#### Task prompt
Using the listing below, show all lines that hold the word "Grampians".

#### Dataset records
□ □ □ □ □

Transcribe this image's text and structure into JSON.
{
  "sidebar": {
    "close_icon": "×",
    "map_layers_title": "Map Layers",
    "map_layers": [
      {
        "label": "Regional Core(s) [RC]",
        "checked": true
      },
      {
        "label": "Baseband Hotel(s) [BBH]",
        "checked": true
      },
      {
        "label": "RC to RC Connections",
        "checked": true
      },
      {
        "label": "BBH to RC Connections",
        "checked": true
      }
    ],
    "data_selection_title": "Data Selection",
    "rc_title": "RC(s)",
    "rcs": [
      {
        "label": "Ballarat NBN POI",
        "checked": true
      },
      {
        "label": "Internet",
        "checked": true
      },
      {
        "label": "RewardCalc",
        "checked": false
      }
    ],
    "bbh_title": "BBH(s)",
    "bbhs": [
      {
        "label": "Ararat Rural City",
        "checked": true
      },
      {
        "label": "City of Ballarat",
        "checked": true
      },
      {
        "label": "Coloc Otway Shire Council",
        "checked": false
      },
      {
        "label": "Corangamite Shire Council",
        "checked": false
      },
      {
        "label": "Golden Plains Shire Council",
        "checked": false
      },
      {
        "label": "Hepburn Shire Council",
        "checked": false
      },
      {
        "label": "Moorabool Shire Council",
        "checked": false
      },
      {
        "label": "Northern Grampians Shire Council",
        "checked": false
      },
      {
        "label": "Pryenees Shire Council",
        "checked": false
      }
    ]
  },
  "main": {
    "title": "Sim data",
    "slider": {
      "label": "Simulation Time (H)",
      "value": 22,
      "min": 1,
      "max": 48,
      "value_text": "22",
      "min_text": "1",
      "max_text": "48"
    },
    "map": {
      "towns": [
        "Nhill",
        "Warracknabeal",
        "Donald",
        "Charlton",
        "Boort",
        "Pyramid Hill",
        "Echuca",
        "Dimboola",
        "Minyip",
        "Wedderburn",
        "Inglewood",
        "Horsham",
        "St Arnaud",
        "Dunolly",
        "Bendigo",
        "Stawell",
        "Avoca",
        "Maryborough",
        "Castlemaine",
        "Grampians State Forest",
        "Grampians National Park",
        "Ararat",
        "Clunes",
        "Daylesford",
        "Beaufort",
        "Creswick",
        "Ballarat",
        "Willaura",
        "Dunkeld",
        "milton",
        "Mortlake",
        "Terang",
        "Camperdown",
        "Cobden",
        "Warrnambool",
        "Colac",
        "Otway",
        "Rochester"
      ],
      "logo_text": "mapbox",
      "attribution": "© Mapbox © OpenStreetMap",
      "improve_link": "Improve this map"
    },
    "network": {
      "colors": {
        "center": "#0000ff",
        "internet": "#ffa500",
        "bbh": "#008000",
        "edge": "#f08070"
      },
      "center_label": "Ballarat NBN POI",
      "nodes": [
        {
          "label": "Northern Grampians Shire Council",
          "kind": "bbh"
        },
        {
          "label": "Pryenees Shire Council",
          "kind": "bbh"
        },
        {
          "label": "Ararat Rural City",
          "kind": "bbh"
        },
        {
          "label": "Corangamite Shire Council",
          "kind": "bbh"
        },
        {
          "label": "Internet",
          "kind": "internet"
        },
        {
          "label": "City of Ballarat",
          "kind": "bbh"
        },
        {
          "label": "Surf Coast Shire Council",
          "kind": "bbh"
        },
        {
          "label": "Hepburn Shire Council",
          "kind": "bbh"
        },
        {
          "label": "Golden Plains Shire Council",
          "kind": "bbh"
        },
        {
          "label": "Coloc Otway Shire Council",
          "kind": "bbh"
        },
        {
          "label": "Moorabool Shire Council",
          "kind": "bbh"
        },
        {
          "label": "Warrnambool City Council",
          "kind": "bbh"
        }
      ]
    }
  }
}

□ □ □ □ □

#### Worked solution
        "label": "Northern Grampians Shire Council",
        "Grampians State Forest",
        "Grampians National Park",
          "label": "Northern Grampians Shire Council",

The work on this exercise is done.